The worst of it, said 17-year-old Ziad Ahmed, ” is waking up in America after crying yourself to sleep, and not feeling safe. (If you don’t feel that way, you don’t get to belittle how millions of us are feeling.)
Tomorrow is another day, says Ahmed. “But tomorrow, I will continue to rise as a proud American-Muslim teenager, and I will not let anyone take that away from me no matter what tomorrow holds. Tomorrow, we rebuild. We have to.”
“We were there first,” says Bennett Baryln. “Bridgegate has been fascinating because it lifts the veil of what we saw in Hunterdon, the taking over of agencies to serve only political ends.”
Barlyn finally got his just due — a $1.5 million payment from New Jersey settling the case against, as the U.S. 1 article states, a “Bridgegate-like web — that includes small town shenanigans connecting to statehouse leaders, respected legal professionals getting fired, and a lone lawyer’s quest to find the truth.”
Dan Aubrey wrote the investigative article in this week’s U.S. 1 here. Aubrey’s first person similar investigation from 2014 is here. If you are a fan of Governor Chris Christie, either article will make you very uncomfortable. How could this happen? Bridgegate may have the answer.
Daniel Harris, poet, scholar, environmentalist, and long-time Not in Our Town supporter, had the following poem accepted for publication in the Connecticut River Review. Daniel has given us permission to publish it on the blog. Daniel invites you to visit his website, danielharrispoet.net.
The author of Dirty Dancing, Eleanor Bergstein, lived in Princeton in 1986 when she wrote the movie (she was married to English professor and poet Michael Goldman). U.S. 1 Newspaper did a cover story on her. I remember her telling me what a tight time budget she had (less 2 months), how she wished she could have reshot some scenes, and that she based it on her adolescence doing what they called ‘dirty dancing’ (actually the mambo) at basement parties.
This article tells how they kept the cameras running during rehearsal breaks in case there was usable film, how she prepared to write the movie by emceeing dance parties in her Princeton home, how she was pressured to take out the abortion scene, which was central to the plot.
A shout out to Telequest who produced this great video for Isles on how to fight dust with effective house cleaning methods.
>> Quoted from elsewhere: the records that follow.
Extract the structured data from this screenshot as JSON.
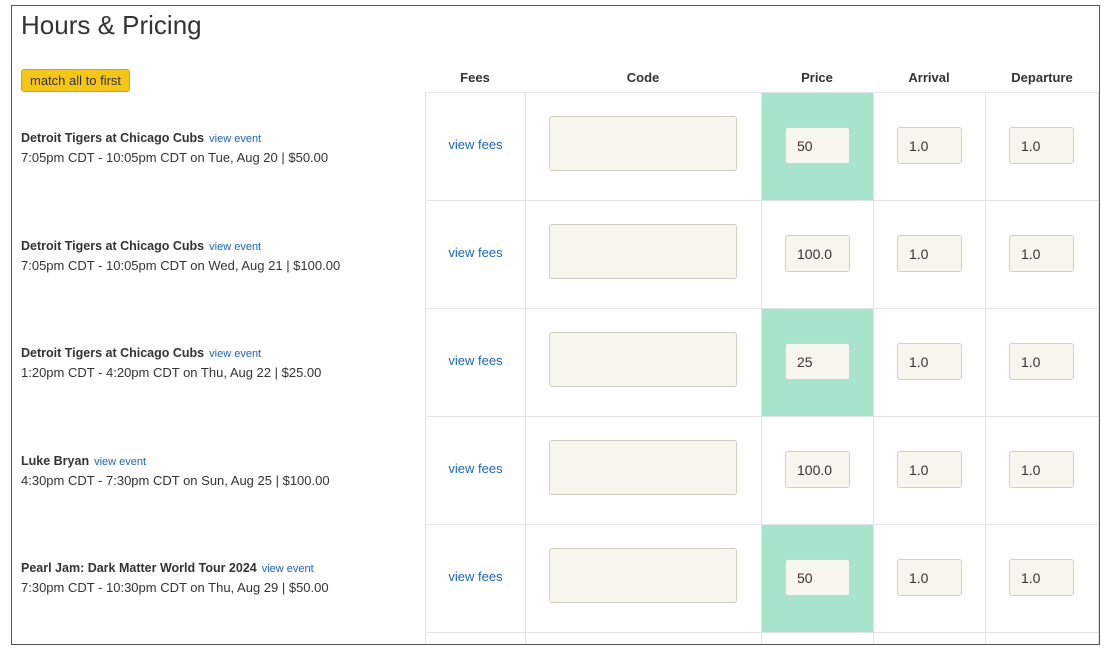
{
  "page": {
    "title": "Hours & Pricing"
  },
  "toolbar": {
    "match_label": "match all to first"
  },
  "columns": {
    "fees": "Fees",
    "code": "Code",
    "price": "Price",
    "arrival": "Arrival",
    "departure": "Departure"
  },
  "colors": {
    "price_highlight": "#a8e4cc",
    "match_button": "#f5c518",
    "link": "#1a66b3"
  },
  "rows": [
    {
      "name": "Detroit Tigers at Chicago Cubs",
      "view_event": "view event",
      "time": "7:05pm CDT - 10:05pm CDT on Tue, Aug 20 | $50.00",
      "fees_link": "view fees",
      "code": "",
      "price": "50",
      "price_highlighted": true,
      "arrival": "1.0",
      "departure": "1.0"
    },
    {
      "name": "Detroit Tigers at Chicago Cubs",
      "view_event": "view event",
      "time": "7:05pm CDT - 10:05pm CDT on Wed, Aug 21 | $100.00",
      "fees_link": "view fees",
      "code": "",
      "price": "100.0",
      "price_highlighted": false,
      "arrival": "1.0",
      "departure": "1.0"
    },
    {
      "name": "Detroit Tigers at Chicago Cubs",
      "view_event": "view event",
      "time": "1:20pm CDT - 4:20pm CDT on Thu, Aug 22 | $25.00",
      "fees_link": "view fees",
      "code": "",
      "price": "25",
      "price_highlighted": true,
      "arrival": "1.0",
      "departure": "1.0"
    },
    {
      "name": "Luke Bryan",
      "view_event": "view event",
      "time": "4:30pm CDT - 7:30pm CDT on Sun, Aug 25 | $100.00",
      "fees_link": "view fees",
      "code": "",
      "price": "100.0",
      "price_highlighted": false,
      "arrival": "1.0",
      "departure": "1.0"
    },
    {
      "name": "Pearl Jam: Dark Matter World Tour 2024",
      "view_event": "view event",
      "time": "7:30pm CDT - 10:30pm CDT on Thu, Aug 29 | $50.00",
      "fees_link": "view fees",
      "code": "",
      "price": "50",
      "price_highlighted": true,
      "arrival": "1.0",
      "departure": "1.0"
    }
  ]
}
Watch it if you need motivation to use a vacuum cleaner more often. I just found the video and like the tip about getting an extra damp mop bucket instead of using the kitchen sink.
I just registered for the WIBA program featuring Anne Marie Slaughter for (as I write on Monday) for Tuesday, April 12, 5 p.m.. Finally broke down and did it, wasn’t going to (my favorite choreographer Mark Morris is at McCarter that night) but I will just have to leave Greenacres Country Club early. Wasn’t going to go because I have mixed feelings about Slaughter’s opinions on why women can’t have it all as blurted out in the notorious article in The Atlantic.
Of course women can’t have it all. We pre-Gloria Steinem brides knew that all along.
But I got so confused by the discourse (she said/ She said/ she said/ She said) that I gave up and went on doing what I was doing before, which was trying to have it all and not succeeding.
So I’m hoping this former Princeton professor turned media guru will enlighten me on her current views about women. (Will she also weigh in, as a former Woodrow Wilson School dean, on the Wilson/name controversy?) . I will have to leave early to see Mark Morris Dance, but at least I’ll take home a copy of Unfinished Business, her new book based on the article that caused so much commotion.
As for Morris — Virtually all of Morris’s choreography is to live music, including Whelm to Debussy and The, a four-hand arrangement of Bach’s first Brandenburg concerto. (There will be one piece to recorded music; the songs of Ivor Cutler. Complete program here.) I firmly believe the commotion surrounding the excellence about Mark Morris is well deserved.